Ms. Newman explained that, “Disquiet among farmers grew in June as crop prices fell thanks to benevolent U.S. weather and additional duties expected from China on products like soybeans, for which it is the U.S.’s top customer.
The total value of this year’s U.S. corn, soybean and wheat crops dropped about $13 billion, or 10%, in June, said Chris Hurt, an agricultural economist at Purdue University.
And Gregory Meyer reported on Monday at The Financial Times Online that, “The Trump administration is exploring the use of a New Deal-era agency to salve financial wounds US farmers have suffered from its trade battle with China.”
The FT article stated, “Sonny Perdue, US agriculture secretary, last week told reporters that the federal Commodity Credit Corporation was among the tools under consideration to offset farmers’ losses.”
Mr. Meyer explained, “The corporation has the purpose of ‘stabilising, supporting, and protecting farm income and prices’. Its powers include making loans and payments to farmers and buying their crops, according to its charter.
‘It was always the emergency break-the-glass programme that we could tap into if really extreme situations popped up,’ said Robert Holifield, a former staff director for the US Senate agriculture committee.
“Congress in March broadened the CCC’s remit by lifting curbs on its authority to prop up crop prices and remove commodities surpluses, giving the administration more firepower to confront Chinese tariffs.”
The FT article also pointed out that, “A lobbyist familiar with the discussions said the USDA sought to make a decision by September, when US harvesters will be collecting summer crops such as soyabeans [Listen to additional remarks on this issue from Sec. Perdue in the brief one minute audio clip below from USDA Radio News].
“That month is also when farmers in Brazil, the world’s biggest soyabean exporter, are making planting allocations.
“‘The long-run costs of this are bringing more land into soyabeans in Brazil,’ [Joseph Glauber, a former USDA chief economist, who is now with the International Food Policy Research Institute] said of the soyabean tariffs. ‘We’re going to see a lot of land get converted. That is a loss of markets that the US would have participated in.'”
Also, on Tuesday, Bloomberg News reported that, “Chinese companies are expected to cancel most of the remaining soybeans they have committed to buy from the U.S. in the year ending Aug. 31 once the extra tariff on U.S. imports takes effect from Friday.”
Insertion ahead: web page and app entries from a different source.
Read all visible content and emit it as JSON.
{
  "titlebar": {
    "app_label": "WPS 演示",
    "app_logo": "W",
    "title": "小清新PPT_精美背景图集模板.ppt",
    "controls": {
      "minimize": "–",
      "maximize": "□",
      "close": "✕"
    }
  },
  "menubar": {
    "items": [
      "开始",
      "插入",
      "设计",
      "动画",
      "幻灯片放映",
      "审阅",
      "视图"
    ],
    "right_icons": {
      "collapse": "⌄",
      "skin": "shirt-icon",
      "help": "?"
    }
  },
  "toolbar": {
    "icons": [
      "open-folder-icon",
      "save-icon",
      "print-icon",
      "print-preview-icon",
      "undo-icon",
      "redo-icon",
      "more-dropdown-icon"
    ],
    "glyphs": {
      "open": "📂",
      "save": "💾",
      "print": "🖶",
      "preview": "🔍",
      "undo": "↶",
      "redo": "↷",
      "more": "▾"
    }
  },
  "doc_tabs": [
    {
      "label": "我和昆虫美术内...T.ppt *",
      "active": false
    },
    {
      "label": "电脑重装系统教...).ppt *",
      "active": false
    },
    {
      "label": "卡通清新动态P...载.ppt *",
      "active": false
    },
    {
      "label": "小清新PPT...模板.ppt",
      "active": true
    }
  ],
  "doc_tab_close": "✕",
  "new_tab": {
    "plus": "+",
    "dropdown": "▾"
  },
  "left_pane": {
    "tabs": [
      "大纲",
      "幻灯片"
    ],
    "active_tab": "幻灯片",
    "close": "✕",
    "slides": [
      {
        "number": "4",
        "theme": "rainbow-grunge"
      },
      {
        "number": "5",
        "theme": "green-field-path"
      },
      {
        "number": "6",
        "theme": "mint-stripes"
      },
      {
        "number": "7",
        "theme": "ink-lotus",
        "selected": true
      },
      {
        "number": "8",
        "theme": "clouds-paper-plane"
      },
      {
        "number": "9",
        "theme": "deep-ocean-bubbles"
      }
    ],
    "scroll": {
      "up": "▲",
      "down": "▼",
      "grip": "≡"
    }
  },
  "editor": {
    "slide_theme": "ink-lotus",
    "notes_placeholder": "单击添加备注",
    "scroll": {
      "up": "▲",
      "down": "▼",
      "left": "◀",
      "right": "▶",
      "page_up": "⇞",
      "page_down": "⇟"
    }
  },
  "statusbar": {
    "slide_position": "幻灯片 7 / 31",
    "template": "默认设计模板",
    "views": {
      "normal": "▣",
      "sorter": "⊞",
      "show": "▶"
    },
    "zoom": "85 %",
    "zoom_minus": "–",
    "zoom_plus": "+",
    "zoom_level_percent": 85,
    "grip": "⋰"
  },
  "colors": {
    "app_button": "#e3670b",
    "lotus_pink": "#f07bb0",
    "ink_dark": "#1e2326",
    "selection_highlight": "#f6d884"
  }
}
The article stated, “Chinese companies have contracted to increase purchases from Brazil since April and soy inventories at major crushers are currently at the highest in years, according to the China National Grain and Oils Information Center. That’s likely to change later in the year.”